Maine law requires utilities to buy electricity generated by renewable energy suppliers at rates negotiated by the PUC. The utilities then generally sell that electricity on the open market.
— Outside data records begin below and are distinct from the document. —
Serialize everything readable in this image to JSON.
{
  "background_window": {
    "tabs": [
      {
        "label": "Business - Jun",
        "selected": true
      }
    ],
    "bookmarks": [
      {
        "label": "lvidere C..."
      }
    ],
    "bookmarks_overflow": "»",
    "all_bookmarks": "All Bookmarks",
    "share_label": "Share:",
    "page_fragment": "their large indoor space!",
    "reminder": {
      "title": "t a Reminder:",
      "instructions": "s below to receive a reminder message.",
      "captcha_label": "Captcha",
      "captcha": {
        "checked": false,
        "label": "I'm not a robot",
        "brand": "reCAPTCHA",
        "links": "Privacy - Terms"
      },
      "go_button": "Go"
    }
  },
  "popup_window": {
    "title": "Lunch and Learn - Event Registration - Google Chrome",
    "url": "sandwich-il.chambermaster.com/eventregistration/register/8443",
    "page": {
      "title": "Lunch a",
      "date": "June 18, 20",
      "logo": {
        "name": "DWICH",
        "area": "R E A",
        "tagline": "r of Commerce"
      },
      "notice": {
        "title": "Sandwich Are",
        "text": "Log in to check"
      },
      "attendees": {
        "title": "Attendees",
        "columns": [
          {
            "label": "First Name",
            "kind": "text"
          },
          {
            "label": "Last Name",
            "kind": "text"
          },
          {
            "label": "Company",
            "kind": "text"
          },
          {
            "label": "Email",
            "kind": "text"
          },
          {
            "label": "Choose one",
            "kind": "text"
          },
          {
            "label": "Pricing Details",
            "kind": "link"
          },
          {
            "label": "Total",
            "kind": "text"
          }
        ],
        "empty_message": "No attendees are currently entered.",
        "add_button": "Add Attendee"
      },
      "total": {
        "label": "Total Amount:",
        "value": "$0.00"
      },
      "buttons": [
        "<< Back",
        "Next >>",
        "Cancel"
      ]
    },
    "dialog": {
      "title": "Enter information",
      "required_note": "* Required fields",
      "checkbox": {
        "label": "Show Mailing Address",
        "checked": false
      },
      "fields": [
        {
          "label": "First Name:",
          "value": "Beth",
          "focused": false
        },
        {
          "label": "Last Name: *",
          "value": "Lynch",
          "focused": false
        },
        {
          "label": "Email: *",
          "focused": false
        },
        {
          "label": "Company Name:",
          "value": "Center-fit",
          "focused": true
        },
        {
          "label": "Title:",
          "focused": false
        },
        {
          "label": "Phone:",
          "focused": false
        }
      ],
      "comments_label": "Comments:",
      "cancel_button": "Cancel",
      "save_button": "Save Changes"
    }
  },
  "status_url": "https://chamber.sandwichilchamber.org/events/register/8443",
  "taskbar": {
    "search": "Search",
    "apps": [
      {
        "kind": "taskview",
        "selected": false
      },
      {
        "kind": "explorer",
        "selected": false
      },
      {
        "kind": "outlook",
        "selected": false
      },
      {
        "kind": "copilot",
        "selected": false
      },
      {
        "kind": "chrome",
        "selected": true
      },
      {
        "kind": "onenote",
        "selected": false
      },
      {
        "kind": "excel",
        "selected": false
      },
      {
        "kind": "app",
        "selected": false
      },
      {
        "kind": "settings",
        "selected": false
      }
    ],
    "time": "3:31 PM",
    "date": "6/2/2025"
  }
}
This year, the market was particularly favorable for those with a supply of electricity to sell.

The utilities were able to make millions of dollars off the sale of the electricity, which is then calculated in the year-end reconciliation of costs and revenue, resulting in a rate decrease for customers.

The PUC noted that the calculations are the result of “many moving parts,” but said the net impact is lower costs for customers of CMP, Versant Power-Bangor Hydro District residential customers and Versant Power-Maine Public District residential customers.

“This is welcome news for many Mainers as they face increasing costs across the board,” Joe Purington, president and chief executive of CMP, said in a statement.

State officials also applauded the rate cut, particularly since it was due at least in part to increased renewable energy generation in Maine.

“The PUC’s action shows the clear connection between renewable energy and lower electricity costs,” said Dan Burgess, director of the Governor’s Energy Office. “These savings from renewable energy couldn’t come at a better time for Maine people.”

The rate reduction also was lauded by the Acadia Center, which pushes for environmentally friendly energy policies.

“We’re tough on our utilities when their performance fails, but Maine homeowners will appreciate the small dip in their electricity delivery rates next month,” said Jeff Marks, the center’s Maine director.

Marks said new laws to ensure utility accountability and grid planning “will help ensure rate decreases are not an anomaly, especially as more solar and wind come online.”

Despite the short-term savings attributed in part to solar, Maine ratepayers are still expected to see significant future rate increases as more renewable energy projects come online.

State officials have estimated that power delivery rates – which only account for half the bill – could rise by at least 35 percent by 2025 if solar projects totaling 1,667 megawatts of capacity come online as planned.

Nailing down the precise impact on ratepayers isn’t easy because of the complicated formula that underpins Maine’s net energy billing incentive program for solar developers and uncertainty about the number of projects that ultimately will get built.

Read the full article in Portland Press Herald here.